Segment Open
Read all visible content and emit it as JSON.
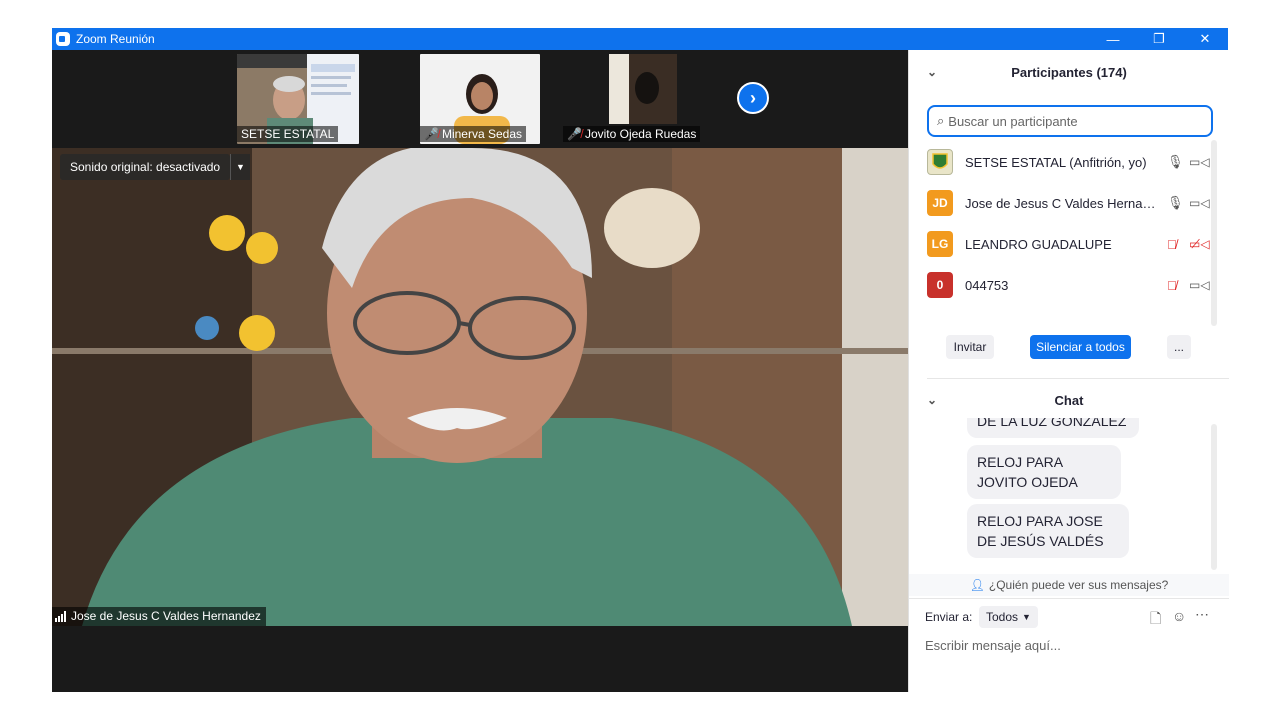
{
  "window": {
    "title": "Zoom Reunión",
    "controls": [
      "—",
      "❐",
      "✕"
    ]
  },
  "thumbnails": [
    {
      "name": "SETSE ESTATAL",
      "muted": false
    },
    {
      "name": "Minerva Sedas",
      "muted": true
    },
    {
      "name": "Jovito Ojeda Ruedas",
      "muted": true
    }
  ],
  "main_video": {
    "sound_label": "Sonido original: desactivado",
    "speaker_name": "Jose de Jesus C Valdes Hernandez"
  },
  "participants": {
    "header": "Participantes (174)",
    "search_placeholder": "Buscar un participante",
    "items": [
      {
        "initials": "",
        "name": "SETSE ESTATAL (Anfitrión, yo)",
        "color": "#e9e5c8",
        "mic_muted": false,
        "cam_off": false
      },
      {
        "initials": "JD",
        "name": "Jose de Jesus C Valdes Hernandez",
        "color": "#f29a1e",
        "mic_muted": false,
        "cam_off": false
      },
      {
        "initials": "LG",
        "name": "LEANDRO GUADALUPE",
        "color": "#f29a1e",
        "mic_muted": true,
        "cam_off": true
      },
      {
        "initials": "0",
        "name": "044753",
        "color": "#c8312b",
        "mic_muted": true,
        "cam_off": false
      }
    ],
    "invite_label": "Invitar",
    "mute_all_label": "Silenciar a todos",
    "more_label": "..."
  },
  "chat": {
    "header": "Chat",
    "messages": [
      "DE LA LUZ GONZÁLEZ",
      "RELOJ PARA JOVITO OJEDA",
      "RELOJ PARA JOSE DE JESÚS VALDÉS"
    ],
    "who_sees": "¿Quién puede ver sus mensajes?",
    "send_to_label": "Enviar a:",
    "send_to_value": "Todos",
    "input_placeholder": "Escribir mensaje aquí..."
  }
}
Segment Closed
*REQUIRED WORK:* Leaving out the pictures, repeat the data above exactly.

*REPLY TO THE EXERCISE:*
Read all visible content and emit it as JSON.
{
  "window": {
    "title": "Zoom Reunión",
    "controls": [
      "—",
      "❐",
      "✕"
    ]
  },
  "thumbnails": [
    {
      "name": "SETSE ESTATAL",
      "muted": false
    },
    {
      "name": "Minerva Sedas",
      "muted": true
    },
    {
      "name": "Jovito Ojeda Ruedas",
      "muted": true
    }
  ],
  "main_video": {
    "sound_label": "Sonido original: desactivado",
    "speaker_name": "Jose de Jesus C Valdes Hernandez"
  },
  "participants": {
    "header": "Participantes (174)",
    "search_placeholder": "Buscar un participante",
    "items": [
      {
        "initials": "",
        "name": "SETSE ESTATAL (Anfitrión, yo)",
        "color": "#e9e5c8",
        "mic_muted": false,
        "cam_off": false
      },
      {
        "initials": "JD",
        "name": "Jose de Jesus C Valdes Hernandez",
        "color": "#f29a1e",
        "mic_muted": false,
        "cam_off": false
      },
      {
        "initials": "LG",
        "name": "LEANDRO GUADALUPE",
        "color": "#f29a1e",
        "mic_muted": true,
        "cam_off": true
      },
      {
        "initials": "0",
        "name": "044753",
        "color": "#c8312b",
        "mic_muted": true,
        "cam_off": false
      }
    ],
    "invite_label": "Invitar",
    "mute_all_label": "Silenciar a todos",
    "more_label": "..."
  },
  "chat": {
    "header": "Chat",
    "messages": [
      "DE LA LUZ GONZÁLEZ",
      "RELOJ PARA JOVITO OJEDA",
      "RELOJ PARA JOSE DE JESÚS VALDÉS"
    ],
    "who_sees": "¿Quién puede ver sus mensajes?",
    "send_to_label": "Enviar a:",
    "send_to_value": "Todos",
    "input_placeholder": "Escribir mensaje aquí..."
  }
}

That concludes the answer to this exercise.